Absolute Threshold

The absolute threshold is the minimal amount of energy necessary to stimulate the sensory receptors.

While the absolute threshold is a useful concept, it does not exist in reality. One individual might be unable to detect a certain faint light during one trial but at a later time may detect it. In addition, scientists cannot determine with absolute certainty how much energy is present in a light because of limits to the physics of measurement. As a result, psychologists often define the threshold as the lowest intensity that a person can detect 50% of the time.

A number of different factors influence the absolute threshold, including the observer's motivations and expectations, and whether the person has adapted to the stimulus.

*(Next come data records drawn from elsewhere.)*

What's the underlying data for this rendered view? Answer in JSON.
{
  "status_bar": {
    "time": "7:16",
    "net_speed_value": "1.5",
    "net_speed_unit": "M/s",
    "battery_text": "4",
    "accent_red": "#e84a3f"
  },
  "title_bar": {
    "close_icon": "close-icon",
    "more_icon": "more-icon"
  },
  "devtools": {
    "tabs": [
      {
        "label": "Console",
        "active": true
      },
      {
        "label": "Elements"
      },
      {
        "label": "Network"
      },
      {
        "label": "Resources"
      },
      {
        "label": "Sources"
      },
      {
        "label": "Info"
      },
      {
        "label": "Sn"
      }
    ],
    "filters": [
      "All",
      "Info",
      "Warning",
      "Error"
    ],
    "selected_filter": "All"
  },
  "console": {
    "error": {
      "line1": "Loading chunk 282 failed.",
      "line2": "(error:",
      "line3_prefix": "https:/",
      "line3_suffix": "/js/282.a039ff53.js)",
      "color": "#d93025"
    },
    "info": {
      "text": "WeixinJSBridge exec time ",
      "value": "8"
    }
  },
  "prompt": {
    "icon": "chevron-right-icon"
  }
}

Scientists have discovered that cognitive processes can influence the measurement of the threshold and that it is more complex than previously believed. Psychologists have also studied the degree of dissimilarity two stimuli must have in order to be noticed as being different. Such an approach involves what are called difference thresholds.

Absolute threshold measurements are used in experimental research and in diagnostic testing because they reveal the degree of sensitivity of the sense perception being tested.

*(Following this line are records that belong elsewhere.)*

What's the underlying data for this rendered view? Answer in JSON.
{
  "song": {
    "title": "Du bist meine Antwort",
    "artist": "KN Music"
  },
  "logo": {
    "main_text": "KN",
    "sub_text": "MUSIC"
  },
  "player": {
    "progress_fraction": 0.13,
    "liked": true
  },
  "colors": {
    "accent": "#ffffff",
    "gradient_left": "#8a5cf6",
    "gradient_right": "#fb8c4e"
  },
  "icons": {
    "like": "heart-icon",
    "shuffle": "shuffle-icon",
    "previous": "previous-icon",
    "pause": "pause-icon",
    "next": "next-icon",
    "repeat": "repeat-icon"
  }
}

See also Ames room ; Helmholtz, Hermann Von; Perception ; Sensory modalities ; Vision .

Examples of absolute thresholds

Examples of absolute thresholds



Bernstein, Douglas A. Psychology. Belmont, CA: Wadsworth, Cengage Learning, 2012.

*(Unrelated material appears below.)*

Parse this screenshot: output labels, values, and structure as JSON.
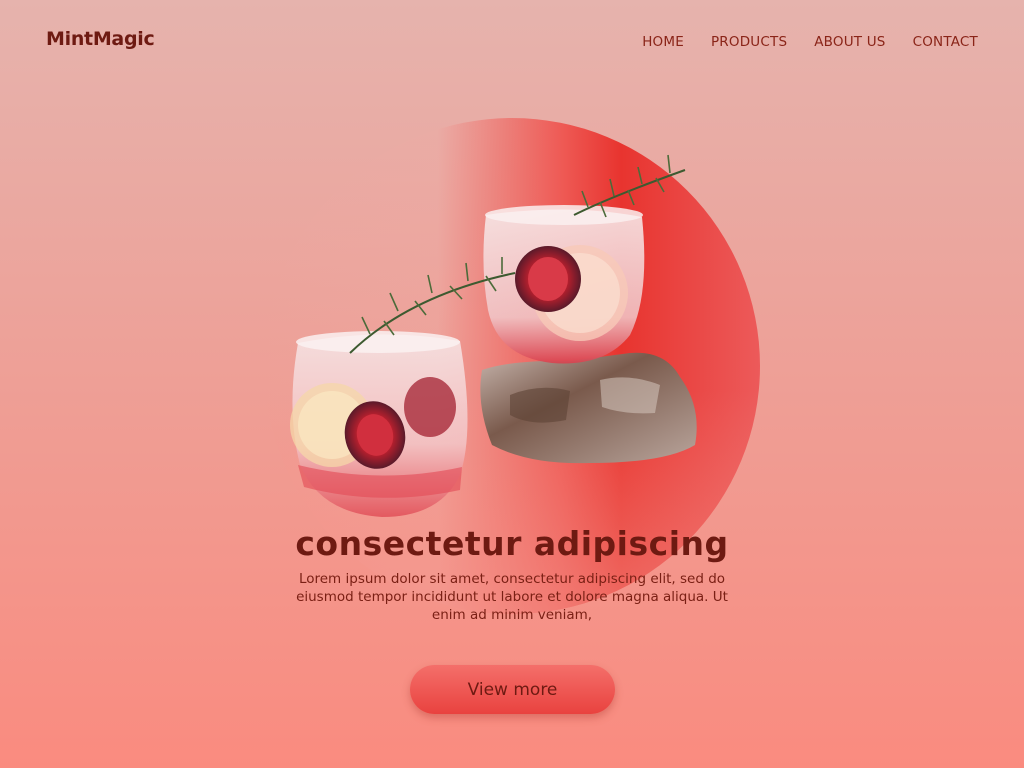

Geremek, Adam, Mark Greenlee, and Svein Magnussen. Perception Beyond Gestalt: Progress in Vision Research. 2014.

Hirst, R. J. The Problems of Perception. Hoboken, NJ: Taylor & Francis, 2014.

Martin, G. Neil. The Neurophysiology of Smell and Taste. 2013.


The magnitude or intensity required by an external stimulus to be detected by human senses.